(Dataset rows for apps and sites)
::::::
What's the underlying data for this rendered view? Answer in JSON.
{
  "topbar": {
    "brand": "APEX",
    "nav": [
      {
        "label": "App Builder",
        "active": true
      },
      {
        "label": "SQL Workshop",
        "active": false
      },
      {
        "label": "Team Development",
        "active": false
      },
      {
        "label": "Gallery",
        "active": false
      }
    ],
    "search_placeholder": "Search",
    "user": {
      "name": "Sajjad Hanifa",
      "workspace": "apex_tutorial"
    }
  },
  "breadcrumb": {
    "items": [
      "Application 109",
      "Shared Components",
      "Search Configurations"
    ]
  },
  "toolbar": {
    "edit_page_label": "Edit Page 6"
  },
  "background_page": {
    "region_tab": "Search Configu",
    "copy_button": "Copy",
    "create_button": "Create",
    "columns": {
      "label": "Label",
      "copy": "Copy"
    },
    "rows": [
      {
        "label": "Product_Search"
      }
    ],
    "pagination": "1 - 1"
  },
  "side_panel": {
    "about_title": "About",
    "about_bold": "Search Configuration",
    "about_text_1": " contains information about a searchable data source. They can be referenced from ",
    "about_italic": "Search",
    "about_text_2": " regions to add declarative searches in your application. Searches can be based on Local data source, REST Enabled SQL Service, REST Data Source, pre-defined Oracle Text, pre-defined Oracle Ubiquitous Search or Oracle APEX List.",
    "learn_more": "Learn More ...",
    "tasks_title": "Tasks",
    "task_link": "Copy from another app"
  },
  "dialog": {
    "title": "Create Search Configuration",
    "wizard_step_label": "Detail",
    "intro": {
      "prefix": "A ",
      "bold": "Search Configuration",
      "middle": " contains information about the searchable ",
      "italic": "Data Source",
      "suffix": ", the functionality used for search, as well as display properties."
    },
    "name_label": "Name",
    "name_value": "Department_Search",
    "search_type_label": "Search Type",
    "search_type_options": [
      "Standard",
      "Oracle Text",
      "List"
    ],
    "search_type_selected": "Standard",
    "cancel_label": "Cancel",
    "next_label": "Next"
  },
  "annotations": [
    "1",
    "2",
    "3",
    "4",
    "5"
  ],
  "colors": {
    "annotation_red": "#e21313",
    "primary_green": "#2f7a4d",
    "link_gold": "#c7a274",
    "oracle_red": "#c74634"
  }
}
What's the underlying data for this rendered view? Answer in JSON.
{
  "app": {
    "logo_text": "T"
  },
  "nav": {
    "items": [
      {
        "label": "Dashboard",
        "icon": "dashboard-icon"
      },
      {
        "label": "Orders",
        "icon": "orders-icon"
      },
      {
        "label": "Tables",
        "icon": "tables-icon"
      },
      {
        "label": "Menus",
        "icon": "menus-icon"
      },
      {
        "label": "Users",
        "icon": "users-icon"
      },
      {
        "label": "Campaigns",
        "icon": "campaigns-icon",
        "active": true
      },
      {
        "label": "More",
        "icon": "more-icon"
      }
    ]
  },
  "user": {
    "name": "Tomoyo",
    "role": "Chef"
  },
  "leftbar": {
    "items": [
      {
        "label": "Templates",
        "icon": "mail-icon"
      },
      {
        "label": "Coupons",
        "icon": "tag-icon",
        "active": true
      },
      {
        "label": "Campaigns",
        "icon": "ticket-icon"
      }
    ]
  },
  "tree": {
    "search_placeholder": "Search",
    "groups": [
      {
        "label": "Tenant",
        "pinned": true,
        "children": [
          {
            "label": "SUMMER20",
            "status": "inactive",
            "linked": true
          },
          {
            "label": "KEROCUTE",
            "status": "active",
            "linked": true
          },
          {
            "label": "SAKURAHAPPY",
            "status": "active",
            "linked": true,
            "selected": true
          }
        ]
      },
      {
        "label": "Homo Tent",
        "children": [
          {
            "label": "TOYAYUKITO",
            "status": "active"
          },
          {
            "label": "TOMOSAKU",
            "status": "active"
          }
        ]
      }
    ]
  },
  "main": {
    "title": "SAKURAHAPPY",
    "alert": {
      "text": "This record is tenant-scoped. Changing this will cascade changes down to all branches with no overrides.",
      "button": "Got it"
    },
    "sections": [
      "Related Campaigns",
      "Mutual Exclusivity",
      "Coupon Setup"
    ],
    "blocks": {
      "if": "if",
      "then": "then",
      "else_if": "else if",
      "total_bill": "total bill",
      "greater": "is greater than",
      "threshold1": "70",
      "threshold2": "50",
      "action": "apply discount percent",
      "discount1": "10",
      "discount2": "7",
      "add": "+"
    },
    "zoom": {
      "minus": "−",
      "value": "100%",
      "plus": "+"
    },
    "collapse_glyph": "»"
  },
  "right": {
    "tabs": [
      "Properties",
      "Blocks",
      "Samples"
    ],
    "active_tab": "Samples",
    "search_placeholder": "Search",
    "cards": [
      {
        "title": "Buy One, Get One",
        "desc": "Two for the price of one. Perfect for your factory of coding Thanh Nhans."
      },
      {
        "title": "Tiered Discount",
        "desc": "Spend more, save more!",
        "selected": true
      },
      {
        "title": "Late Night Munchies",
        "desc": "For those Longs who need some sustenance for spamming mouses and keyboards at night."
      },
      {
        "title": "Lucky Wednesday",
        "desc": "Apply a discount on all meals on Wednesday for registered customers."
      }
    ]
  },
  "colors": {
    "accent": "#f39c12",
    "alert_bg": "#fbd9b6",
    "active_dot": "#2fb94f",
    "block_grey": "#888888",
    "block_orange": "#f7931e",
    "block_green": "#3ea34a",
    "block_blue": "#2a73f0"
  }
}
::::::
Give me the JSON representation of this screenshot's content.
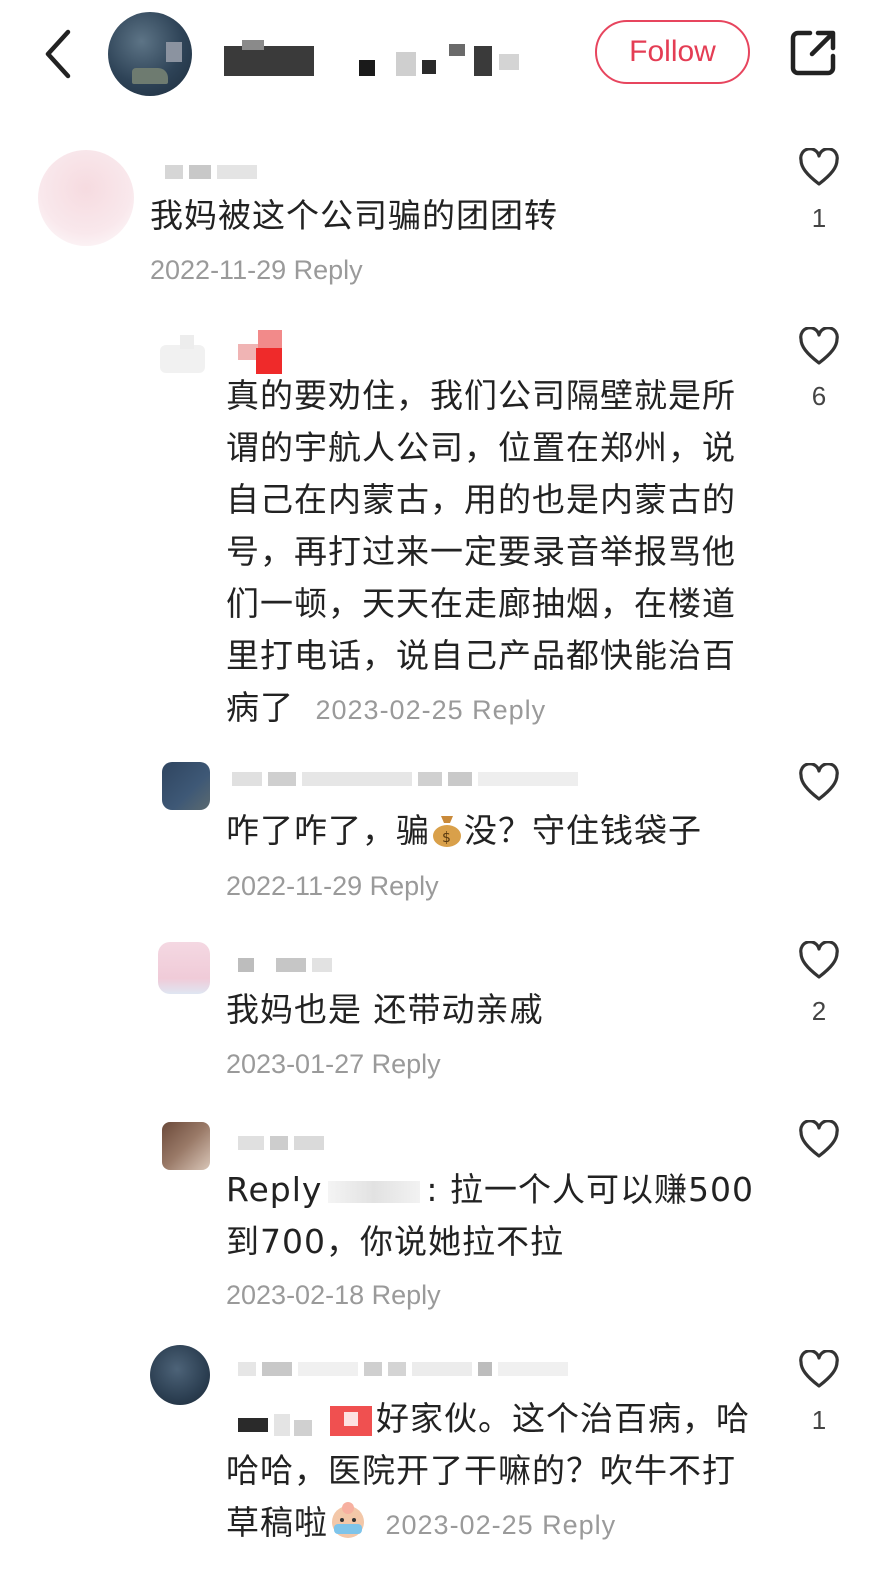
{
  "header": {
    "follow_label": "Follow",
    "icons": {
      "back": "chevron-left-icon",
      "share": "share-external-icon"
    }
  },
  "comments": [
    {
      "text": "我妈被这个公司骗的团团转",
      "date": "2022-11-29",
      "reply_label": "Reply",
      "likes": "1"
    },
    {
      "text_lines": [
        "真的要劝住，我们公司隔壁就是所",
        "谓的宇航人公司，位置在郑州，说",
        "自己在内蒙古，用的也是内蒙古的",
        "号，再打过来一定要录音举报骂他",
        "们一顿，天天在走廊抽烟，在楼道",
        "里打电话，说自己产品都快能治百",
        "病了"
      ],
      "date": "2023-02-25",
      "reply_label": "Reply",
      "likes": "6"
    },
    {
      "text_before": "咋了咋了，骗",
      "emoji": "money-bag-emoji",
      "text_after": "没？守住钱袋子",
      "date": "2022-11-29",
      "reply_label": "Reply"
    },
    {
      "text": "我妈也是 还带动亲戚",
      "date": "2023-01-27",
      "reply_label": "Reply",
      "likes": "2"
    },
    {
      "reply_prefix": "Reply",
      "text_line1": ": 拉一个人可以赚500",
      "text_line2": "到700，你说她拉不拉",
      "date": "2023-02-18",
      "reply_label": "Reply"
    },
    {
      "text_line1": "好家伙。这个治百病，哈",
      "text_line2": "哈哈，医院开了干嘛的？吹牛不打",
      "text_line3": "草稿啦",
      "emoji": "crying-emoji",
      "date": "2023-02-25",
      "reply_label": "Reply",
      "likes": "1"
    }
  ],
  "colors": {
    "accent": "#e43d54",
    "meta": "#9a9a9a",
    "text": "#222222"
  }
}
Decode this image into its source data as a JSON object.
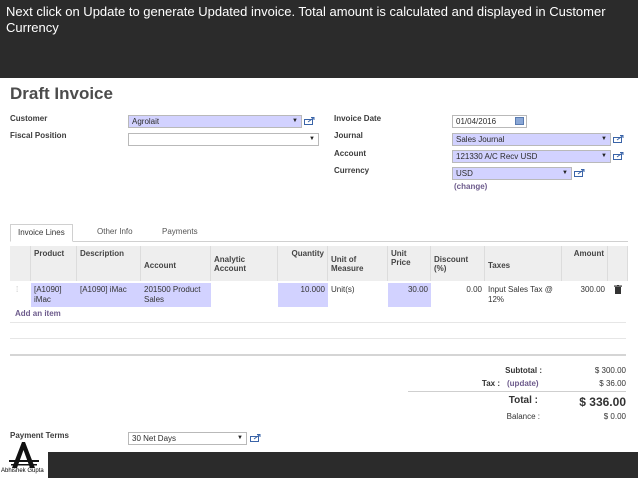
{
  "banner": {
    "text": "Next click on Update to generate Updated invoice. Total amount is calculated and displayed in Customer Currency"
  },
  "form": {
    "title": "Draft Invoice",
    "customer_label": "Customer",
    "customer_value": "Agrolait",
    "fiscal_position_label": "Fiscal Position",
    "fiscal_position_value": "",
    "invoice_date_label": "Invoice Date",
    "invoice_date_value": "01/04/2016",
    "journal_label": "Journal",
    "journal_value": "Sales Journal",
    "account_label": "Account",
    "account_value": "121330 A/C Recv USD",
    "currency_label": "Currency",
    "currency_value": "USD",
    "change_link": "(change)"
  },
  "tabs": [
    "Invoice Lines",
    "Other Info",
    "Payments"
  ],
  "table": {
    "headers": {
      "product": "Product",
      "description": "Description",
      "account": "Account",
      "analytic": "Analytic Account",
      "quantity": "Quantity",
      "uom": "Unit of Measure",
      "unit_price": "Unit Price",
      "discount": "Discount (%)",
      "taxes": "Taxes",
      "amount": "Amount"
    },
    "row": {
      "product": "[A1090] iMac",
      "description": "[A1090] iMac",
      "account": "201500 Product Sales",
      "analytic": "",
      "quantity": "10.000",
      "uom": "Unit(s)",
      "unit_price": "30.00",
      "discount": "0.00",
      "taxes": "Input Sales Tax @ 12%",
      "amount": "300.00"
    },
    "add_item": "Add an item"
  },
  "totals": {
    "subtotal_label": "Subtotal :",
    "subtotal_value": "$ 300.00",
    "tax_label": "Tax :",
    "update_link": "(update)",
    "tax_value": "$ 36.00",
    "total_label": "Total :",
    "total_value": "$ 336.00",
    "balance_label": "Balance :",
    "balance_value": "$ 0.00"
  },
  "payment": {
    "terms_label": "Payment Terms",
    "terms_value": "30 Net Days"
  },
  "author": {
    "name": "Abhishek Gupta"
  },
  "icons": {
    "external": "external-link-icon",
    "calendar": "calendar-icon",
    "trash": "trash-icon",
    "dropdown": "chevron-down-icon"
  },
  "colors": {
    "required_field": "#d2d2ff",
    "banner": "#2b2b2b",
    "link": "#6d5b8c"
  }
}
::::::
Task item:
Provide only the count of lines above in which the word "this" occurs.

Written response:
5